**What you will do:**
Looking at the data below, how many lines include the word "value"? Respond with the number only.

Items from an interface collection:
++++++++

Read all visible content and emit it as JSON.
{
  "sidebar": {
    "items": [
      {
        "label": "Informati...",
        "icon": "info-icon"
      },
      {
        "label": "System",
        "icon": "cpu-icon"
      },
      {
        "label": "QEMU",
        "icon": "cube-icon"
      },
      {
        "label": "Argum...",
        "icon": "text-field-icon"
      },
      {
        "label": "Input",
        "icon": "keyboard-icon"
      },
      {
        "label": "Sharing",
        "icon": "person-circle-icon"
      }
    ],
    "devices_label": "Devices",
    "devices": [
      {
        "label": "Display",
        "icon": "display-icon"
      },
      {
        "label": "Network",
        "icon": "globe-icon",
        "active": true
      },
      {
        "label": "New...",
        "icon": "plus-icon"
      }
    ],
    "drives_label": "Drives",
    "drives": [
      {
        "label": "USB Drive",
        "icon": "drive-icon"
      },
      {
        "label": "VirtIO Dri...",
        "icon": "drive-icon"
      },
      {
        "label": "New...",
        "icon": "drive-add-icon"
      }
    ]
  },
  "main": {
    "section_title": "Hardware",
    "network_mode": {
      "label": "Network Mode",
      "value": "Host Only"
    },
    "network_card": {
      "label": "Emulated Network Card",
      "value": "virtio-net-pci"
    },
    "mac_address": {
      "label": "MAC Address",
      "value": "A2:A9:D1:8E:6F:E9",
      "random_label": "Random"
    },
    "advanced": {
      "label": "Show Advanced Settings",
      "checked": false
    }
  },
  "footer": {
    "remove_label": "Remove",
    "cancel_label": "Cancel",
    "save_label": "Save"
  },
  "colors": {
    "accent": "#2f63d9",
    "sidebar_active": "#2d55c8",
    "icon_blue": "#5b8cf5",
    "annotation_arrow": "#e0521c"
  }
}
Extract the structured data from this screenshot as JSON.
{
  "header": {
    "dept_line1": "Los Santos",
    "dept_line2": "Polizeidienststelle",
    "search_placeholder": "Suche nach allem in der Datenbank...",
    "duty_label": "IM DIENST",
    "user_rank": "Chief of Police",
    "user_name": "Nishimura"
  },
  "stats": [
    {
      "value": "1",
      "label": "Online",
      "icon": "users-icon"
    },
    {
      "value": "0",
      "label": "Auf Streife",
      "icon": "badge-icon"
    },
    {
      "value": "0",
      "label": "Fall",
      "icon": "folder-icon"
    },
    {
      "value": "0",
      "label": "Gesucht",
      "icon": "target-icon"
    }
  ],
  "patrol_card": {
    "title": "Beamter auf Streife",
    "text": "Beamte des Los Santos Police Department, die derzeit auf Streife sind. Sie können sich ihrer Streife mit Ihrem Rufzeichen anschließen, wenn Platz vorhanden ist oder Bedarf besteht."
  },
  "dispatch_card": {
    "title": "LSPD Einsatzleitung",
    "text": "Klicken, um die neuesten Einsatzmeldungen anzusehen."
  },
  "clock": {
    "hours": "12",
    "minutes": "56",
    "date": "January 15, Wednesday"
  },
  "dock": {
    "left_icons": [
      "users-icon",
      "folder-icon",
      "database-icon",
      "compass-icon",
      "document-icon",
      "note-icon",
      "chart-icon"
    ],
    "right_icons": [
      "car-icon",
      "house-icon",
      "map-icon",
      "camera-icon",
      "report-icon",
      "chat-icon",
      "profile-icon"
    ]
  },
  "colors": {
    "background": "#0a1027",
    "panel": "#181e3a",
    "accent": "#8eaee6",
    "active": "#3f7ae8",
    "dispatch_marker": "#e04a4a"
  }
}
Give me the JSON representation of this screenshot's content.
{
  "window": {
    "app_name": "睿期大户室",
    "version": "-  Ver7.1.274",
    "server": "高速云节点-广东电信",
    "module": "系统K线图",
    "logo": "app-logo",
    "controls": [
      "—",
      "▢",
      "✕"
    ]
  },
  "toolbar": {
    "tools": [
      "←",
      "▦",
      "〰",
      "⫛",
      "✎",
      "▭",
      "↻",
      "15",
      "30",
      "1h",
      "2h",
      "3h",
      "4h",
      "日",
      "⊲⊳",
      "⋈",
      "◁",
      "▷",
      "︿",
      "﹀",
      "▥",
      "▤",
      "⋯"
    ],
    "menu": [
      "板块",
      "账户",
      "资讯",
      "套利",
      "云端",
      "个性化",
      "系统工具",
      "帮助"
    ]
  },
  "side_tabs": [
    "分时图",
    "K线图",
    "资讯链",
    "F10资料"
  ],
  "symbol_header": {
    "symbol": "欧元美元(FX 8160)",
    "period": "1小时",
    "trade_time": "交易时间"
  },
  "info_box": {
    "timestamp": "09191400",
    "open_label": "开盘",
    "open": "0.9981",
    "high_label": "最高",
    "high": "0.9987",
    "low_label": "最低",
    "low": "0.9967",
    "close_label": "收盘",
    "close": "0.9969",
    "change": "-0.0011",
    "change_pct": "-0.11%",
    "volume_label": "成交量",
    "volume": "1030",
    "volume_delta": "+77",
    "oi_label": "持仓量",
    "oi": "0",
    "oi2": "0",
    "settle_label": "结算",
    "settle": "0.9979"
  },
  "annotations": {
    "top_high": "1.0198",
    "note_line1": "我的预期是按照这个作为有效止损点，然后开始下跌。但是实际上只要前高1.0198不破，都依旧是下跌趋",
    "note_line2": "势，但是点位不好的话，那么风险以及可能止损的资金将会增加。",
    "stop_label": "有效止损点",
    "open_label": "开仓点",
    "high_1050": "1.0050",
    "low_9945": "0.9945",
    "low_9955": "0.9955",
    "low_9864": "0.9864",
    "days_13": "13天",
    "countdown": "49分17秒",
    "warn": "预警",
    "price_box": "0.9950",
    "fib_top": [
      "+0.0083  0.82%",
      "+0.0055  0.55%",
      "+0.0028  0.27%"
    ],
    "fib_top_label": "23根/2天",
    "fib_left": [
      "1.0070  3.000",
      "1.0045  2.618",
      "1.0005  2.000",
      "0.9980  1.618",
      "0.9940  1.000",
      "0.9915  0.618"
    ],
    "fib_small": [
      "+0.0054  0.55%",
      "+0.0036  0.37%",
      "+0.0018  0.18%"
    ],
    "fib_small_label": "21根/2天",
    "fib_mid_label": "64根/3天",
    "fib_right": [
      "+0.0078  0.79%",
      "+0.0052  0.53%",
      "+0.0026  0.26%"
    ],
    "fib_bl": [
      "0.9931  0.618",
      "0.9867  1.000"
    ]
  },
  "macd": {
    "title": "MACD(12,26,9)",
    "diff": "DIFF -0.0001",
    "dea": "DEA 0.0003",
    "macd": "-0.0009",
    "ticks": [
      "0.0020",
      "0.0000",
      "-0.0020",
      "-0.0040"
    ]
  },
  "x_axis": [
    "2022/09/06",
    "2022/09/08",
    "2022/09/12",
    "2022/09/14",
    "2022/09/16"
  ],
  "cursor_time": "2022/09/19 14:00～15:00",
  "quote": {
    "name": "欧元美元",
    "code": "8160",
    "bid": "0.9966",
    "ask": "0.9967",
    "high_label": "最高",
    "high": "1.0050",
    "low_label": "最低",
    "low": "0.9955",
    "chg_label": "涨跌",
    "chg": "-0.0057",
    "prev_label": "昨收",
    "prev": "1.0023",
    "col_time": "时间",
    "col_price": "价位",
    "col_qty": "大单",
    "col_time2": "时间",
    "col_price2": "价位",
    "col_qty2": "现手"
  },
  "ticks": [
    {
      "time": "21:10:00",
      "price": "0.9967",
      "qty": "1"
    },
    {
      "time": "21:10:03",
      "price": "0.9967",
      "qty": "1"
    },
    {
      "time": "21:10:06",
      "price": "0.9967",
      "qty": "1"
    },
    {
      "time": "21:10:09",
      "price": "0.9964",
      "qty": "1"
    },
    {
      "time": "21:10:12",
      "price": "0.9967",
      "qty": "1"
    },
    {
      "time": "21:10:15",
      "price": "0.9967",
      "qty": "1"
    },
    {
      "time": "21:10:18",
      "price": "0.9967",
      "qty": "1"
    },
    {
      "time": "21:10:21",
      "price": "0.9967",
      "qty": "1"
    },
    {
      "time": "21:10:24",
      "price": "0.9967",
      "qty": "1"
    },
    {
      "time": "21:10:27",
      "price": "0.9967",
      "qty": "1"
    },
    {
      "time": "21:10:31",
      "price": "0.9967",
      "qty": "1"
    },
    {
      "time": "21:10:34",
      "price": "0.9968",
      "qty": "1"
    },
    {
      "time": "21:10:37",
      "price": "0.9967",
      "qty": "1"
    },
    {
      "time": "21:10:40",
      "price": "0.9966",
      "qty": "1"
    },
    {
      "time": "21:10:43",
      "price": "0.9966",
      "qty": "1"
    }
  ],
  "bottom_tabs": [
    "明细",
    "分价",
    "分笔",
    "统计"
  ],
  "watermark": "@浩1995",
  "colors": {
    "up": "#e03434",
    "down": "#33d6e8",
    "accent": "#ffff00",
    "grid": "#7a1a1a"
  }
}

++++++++

**Exercise response:**
7